If you do the math (or just play with some numbers), you’ll notice that the two statements in rotate also can be represented as -translate_input/(scale-1). So, if we wanted to create an SVG tag for text we drew using HTML5Canvas in Pyjamas, we’d write something as follows:

def textToSVG(x, y, rotation, scale_x, scale_y, textString, canvas):
    """Creates an SVG tag for textString located at x, y on the canvas scaled
    horizontally by a factor of scale_x, vertically by a factor of scale_y
    around the center and rotated by rotation degrees around the center"""

    transform_tag = ""
    scaled = False
    width = canvas.measureText(textString)
    font = canvas.getFont().split('px ') #assumes font-size in pixels
    height = float(font[0])
    if scale_x != 1:
        scale_diff_x = x_scale-1
        offset_x = x*scale_diff_x+width/2
        rotate_offset_x = offset_x/scale_diff_x
        scaled = True
    if scale_y != 1:
        scale_diff_y = y_scale-1
        offset_y = y*scale_diff_y-height/4   #accounts for whitespace
        rotate_offset_y = offset_y/scale_diff_y
        scaled = True
    if scaled or rotation:
        if scaled:
            tranform_tag = strcat("translate(-", str(offset_x), " -",
                                  str(offset_y), ") scale(", str(scale_x),
                                  " ", str(scale_y), ") ")
        if rotation:
            tranform_tag = strcat(svg, "rotate(", str(rotation), " ",
                                  str(rotate_offset_x), " ",
                                  str(rotate_offset_y), ")")
        transform_tag = strcat(" transform=\"", transform_tag, "\"")
    return strcat("<text x=\"", str(x), "\" y=\"", str(y),
                  "\" fill=\"black\" font-size=\"", font[0],
                  "\" font-family=\"", font[1], "\"", transform_tag,
                  ">", textString, "</text>")

strcat() is my implementation of string concatenation for Pyjamas, which I explained in an earlier blog post.
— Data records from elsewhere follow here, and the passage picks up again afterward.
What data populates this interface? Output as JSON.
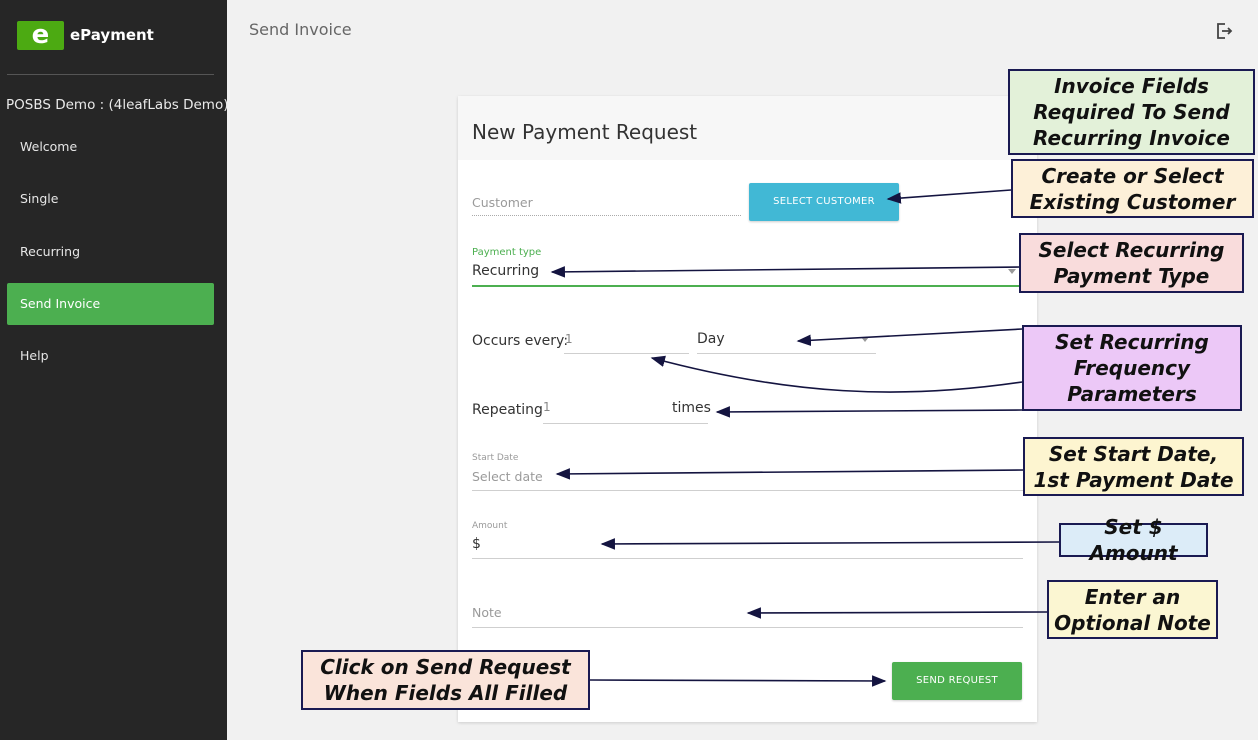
{
  "sidebar": {
    "logo_letter": "e",
    "brand": "ePayment",
    "account": "POSBS Demo : (4leafLabs Demo)",
    "items": [
      {
        "label": "Welcome"
      },
      {
        "label": "Single"
      },
      {
        "label": "Recurring"
      },
      {
        "label": "Send Invoice"
      },
      {
        "label": "Help"
      }
    ],
    "active_item": "Send Invoice"
  },
  "header": {
    "title": "Send Invoice",
    "logout_icon": "logout-icon"
  },
  "form": {
    "title": "New Payment Request",
    "customer_label": "Customer",
    "select_customer_button": "SELECT CUSTOMER",
    "payment_type_label": "Payment type",
    "payment_type_value": "Recurring",
    "occurs_every_label": "Occurs every:",
    "occurs_every_value": "1",
    "frequency_unit": "Day",
    "repeating_label": "Repeating",
    "repeating_value": "1",
    "repeating_suffix": "times",
    "start_date_label": "Start Date",
    "start_date_placeholder": "Select date",
    "amount_label": "Amount",
    "amount_prefix": "$",
    "note_placeholder": "Note",
    "send_button": "SEND REQUEST"
  },
  "callouts": {
    "required": "Invoice Fields\nRequired To Send\nRecurring Invoice",
    "customer": "Create or Select\nExisting Customer",
    "payment_type": "Select Recurring\nPayment Type",
    "frequency": "Set Recurring\nFrequency\nParameters",
    "start_date": "Set Start Date,\n1st Payment Date",
    "amount": "Set $ Amount",
    "note": "Enter an\nOptional Note",
    "send": "Click on Send Request\nWhen Fields All Filled"
  },
  "colors": {
    "sidebar_bg": "#262626",
    "accent_green": "#4caf50",
    "button_blue": "#41b8d5",
    "callout_green": "#e3f1d9",
    "callout_orange": "#fdf0d8",
    "callout_pink": "#f9dcdc",
    "callout_purple": "#ecc8f7",
    "callout_yellow": "#fdf5d0",
    "callout_blue": "#dcecf8",
    "callout_cream": "#fbf6d2",
    "callout_salmon": "#fae4da"
  }
}
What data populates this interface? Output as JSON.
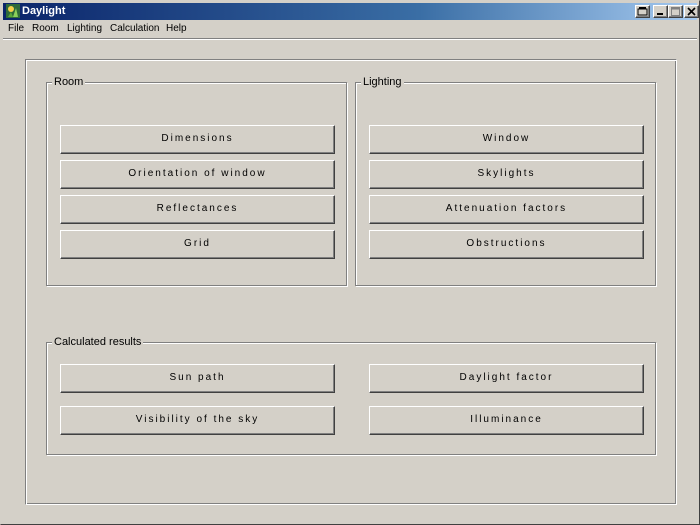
{
  "window": {
    "title": "Daylight",
    "controls": {
      "restore": "‒",
      "minimize": "_",
      "maximize": "□",
      "close": "✕"
    }
  },
  "menu": [
    "File",
    "Room",
    "Lighting",
    "Calculation",
    "Help"
  ],
  "groups": {
    "room": {
      "label": "Room",
      "buttons": [
        "Dimensions",
        "Orientation of window",
        "Reflectances",
        "Grid"
      ]
    },
    "lighting": {
      "label": "Lighting",
      "buttons": [
        "Window",
        "Skylights",
        "Attenuation factors",
        "Obstructions"
      ]
    },
    "results": {
      "label": "Calculated results",
      "buttons": [
        "Sun path",
        "Daylight factor",
        "Visibility of the sky",
        "Illuminance"
      ]
    }
  },
  "icons": [
    "daylight-app-icon",
    "restore-icon",
    "minimize-icon",
    "maximize-icon",
    "close-icon"
  ]
}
The above function can quickly generate an SVG text tag with any desired transformation, try it out. There is also a matrix() transformation, which can combine the 3 transformations described above into a single operation. I will not cover it in this post since it’s already getting too big, but I might describe it at a later date.